They don’t have a bad thing to say about anyone they’ve come across on their escapades around the world. “If a person is a little aggressive, we think to ourselves, he must be under some kind of pressure or stress, that’s why his behaviour and attitude is like this. We try to be calm and composed and give him space so he can feel the same and normalise,” adds Mr Bhalla.
Up till my early teens, I was the kind of person who would cry at the drop of a hat, mostly out of anger and frustration. Then a switch flipped. Living in North India meant having a certain degree of aggression so people would leave you alone. Now I wish I had chosen Mr Bhalla’s approach.
The Bhallas are spontaneous but never reckless. Everything they do is planned, thought out and well-budgeted. The couple has been travelling a lot more since they opted for an early retirement. With the pension from Mrs Bhalla’s government job, they manage to fund house expenses and their travels. Since their two adult children and five grandchildren are settled around the world, life under lockdown restrictions and safety measures would get them down.

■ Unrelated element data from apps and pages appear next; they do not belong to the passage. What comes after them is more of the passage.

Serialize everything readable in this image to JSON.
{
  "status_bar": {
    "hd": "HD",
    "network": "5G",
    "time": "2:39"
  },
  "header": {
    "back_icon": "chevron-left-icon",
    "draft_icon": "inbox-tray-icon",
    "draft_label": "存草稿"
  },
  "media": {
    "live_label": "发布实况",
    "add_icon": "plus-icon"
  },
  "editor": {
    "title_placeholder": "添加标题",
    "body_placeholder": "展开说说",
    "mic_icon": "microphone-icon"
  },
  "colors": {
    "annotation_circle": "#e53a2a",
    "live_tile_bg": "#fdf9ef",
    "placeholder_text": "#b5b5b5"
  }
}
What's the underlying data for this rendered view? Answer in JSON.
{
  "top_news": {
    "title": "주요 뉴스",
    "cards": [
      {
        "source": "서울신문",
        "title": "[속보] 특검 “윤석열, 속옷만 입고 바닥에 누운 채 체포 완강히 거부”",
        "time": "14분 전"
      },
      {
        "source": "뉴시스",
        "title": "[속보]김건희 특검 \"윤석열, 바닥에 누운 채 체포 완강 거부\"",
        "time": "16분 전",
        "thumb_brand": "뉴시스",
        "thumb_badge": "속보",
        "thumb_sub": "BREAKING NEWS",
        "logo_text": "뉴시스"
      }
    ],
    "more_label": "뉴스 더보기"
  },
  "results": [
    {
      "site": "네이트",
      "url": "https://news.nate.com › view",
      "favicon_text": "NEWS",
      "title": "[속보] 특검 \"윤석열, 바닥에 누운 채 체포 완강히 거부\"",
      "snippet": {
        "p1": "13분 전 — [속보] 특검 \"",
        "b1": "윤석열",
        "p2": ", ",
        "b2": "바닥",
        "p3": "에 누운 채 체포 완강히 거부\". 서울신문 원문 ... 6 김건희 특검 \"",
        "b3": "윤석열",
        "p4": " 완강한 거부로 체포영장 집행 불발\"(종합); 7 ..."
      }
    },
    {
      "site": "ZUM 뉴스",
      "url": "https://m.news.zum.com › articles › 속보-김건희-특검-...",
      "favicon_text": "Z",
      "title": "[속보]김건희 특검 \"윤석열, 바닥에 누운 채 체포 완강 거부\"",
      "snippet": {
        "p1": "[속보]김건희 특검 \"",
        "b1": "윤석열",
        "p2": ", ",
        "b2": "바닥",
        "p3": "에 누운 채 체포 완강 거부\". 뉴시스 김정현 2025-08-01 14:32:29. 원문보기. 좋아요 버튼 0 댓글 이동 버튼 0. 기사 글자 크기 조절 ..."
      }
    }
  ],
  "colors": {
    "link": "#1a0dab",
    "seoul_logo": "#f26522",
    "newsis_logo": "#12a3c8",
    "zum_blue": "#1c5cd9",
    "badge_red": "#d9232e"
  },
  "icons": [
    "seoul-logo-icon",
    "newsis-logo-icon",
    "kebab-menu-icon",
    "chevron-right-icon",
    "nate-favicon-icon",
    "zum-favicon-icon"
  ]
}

But they’d still find a way to sanitise, mask up, and go out for a bike ride. “Mann behel jaata hai,” says Mrs Bhalla.
Their son and his kids had just left the day before I spoke to the couple. “All five grandchildren love the bike. They say ‘Dadu humko aapke saath ride karna hai, Nanu humko apke saath ride karna hai.’ When the kids come, ghar mein ronak ho jaati hai,” says Mr Bhalla, adding that travelling also helps keep him busy and engaged after retirement. “Hum log busy rakhne ke liye kahin na kahin ghoomne chale jaate hain. Aur aise hi zindagi chalti rahe.”
Fear is not a word they pay any mind to. As long as you have planned and are being careful, age isn’t something that should hold you back from seeing the world or travelling across the country like them. “You think ‘accident ho jayega, I’ll fall sick, I’ll die’. Yeh cheezein mind mein hote hain. At 68-70, if we both can do paragliding and rafting, you can do it too. Accident kahin bhi ho sakta hai. What’s the point of living in fear?” says Mr Bhalla.
The shared life of Sushma and Yogeshwar Bhalla is as much an inspiring travel tale as it is a love story. They already have their next travel plans in play: Hyderabad later this month. Maybe Sri Lanka, or even Australia next. “There are 195 countries in the world, beta. We have seen so little! Jab tak kar sakte hain, hum karenge.”